Roman Vishniac's haunting late-1930s photographs of Jewish communities, threatened and eventually destroyed by the Nazification of Central and Eastern Europe, are some of the most well-known and celebrated images from the 20th century.
However the Roman Vishniac Rediscovered exhibition offers the first opportunity for a much fuller look at the entire arc of his photographic work. Drawn from the entire Vishniac archive, rather than only the familiar canon, the exhibition shows that the photographer went back repeatedly to many sites in Europe, both before and after the war, and photographed as well in the United States. Vishniac made a photographic record of not only of loss and devastation but also of the consequent challenges of a new Jewish diaspora and the successes of resettlement. His patrons and audiences were multiple, from international social agencies to American publics, and interest did not end with the end of the war.
In this talk, Laura Wexler will propose some new insights into the formations of Jewish modernity that we can gain by analyzing the fuller scope of what Vishniac saw—and tried to show—in his long life in photography.
Tickets are $15. $5 for ICP Members and ICP students. Purchase tickets online.
Laura Wexler is Professor of American Studies; Professor of Women's, Gender, and Sexuality Studies; and founder and Director of the Photographic Memory Workshop at Yale. She has been Chair of the Women's, Gender, and Sexuality Studies Program and Co-chair of the Yale Women Faculty Forum. She is a recent recipient of a Henry R. Luce Foundation grant for the study of Women, Religion, and Globalization and an NEH Digital Humanities grant for the Photogrammar Project to create a interactive geospatial digital map of the 170,000 photographs made for the Farm Security Administration/Office of War Information between 1937–1942. Laura Wexler's scholarship centers upon intersections of race, gender, sexuality and class with visual culture, especially photography. Her book Tender Violence: Domestic Visions in an Age of U.S. Imperialism won the Joan Kelley Memorial Prize of the American Historical Association for the best book in women's history and/or feminist theory. She is also co-author of Pregnant Pictures, and co-editor of several volumes including Interpretation and the Holocaust and The Puritan Imagination in Nineteenth Century America. Her most recent publication, "'A More Perfect Likeness': Frederick Douglass and the Image of the Nation," appeared in Pictures and Progress: Early Photography and the Making of African American Identity, edited by Maurice O. Wallace and Shawn Michelle Smith.

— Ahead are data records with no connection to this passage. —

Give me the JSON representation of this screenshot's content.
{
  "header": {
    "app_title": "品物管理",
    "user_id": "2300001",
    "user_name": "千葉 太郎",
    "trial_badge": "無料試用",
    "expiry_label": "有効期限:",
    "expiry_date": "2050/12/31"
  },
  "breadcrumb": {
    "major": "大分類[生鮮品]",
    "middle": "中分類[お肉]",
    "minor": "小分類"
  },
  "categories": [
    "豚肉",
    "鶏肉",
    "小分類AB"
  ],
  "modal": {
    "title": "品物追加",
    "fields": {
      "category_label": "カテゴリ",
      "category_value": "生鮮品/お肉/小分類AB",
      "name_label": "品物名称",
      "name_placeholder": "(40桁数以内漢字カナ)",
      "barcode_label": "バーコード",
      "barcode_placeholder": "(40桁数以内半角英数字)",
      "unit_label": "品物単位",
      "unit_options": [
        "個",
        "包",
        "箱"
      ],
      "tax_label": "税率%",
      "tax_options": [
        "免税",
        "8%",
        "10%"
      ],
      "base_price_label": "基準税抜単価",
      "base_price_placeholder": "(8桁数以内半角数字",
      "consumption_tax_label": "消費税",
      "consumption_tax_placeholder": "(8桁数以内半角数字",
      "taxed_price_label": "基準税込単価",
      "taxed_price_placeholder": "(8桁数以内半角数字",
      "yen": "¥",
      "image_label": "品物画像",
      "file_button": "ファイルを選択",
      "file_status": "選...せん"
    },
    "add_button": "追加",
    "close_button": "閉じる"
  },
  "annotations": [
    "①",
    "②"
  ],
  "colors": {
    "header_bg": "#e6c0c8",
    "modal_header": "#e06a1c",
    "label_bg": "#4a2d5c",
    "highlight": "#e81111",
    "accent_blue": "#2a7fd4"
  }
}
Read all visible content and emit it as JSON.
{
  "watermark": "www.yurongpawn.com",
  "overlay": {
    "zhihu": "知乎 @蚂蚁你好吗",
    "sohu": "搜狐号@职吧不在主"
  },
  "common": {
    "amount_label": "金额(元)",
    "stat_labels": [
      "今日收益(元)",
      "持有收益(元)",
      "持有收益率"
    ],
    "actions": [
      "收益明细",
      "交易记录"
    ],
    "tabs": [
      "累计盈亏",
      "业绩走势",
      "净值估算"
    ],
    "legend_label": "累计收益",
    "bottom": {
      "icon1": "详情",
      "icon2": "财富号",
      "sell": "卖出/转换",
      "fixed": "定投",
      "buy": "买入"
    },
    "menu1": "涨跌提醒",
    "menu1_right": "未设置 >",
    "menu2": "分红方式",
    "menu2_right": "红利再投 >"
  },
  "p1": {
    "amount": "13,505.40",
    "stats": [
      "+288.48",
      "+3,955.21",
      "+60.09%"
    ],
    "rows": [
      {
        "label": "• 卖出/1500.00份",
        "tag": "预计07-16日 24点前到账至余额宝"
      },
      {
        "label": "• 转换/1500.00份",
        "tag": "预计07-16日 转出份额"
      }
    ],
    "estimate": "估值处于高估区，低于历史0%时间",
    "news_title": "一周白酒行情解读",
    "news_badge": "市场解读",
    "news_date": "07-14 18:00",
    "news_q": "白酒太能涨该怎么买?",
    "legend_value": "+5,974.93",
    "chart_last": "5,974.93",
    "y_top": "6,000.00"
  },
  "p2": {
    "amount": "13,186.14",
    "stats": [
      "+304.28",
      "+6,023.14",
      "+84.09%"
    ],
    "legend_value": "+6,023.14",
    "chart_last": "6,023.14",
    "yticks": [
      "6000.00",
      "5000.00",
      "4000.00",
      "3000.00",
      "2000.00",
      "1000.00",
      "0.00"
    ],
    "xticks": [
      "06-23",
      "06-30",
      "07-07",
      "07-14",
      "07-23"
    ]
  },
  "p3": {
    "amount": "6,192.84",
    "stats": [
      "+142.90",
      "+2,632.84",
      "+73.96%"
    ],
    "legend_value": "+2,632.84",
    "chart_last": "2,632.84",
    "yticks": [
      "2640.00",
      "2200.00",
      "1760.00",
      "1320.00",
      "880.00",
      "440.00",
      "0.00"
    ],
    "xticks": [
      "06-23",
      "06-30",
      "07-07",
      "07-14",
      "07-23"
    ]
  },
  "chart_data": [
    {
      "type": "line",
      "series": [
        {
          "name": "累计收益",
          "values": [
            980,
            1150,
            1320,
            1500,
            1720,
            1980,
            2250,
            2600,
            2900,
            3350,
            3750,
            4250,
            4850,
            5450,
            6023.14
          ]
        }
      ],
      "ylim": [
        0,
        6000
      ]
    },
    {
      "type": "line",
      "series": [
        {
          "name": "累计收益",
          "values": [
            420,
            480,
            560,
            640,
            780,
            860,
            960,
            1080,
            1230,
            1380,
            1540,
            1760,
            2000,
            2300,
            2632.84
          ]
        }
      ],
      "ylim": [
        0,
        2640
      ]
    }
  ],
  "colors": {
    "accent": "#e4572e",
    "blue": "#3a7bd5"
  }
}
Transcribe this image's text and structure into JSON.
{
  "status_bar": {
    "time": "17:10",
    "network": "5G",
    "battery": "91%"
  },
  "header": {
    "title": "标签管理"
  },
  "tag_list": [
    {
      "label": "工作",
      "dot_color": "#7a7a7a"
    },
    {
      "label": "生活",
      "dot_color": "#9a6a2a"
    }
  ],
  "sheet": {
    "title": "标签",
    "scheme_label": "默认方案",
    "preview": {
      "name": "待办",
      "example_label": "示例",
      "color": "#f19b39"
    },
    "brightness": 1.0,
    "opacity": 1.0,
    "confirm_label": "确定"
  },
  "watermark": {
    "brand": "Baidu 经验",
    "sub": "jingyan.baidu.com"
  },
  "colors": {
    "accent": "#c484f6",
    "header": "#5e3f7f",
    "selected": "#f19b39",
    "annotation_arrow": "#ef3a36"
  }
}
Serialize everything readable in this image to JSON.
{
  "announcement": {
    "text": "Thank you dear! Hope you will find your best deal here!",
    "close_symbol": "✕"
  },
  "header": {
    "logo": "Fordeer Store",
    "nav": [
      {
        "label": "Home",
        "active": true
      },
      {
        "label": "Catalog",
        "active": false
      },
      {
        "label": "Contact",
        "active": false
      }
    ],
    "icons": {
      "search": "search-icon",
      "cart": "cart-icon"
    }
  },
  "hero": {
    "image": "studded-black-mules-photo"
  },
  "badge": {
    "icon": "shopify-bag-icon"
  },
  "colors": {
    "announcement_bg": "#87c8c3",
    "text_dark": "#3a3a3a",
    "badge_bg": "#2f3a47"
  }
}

Currently she is working on publications about Diane Arbus and about Roman Vishniac.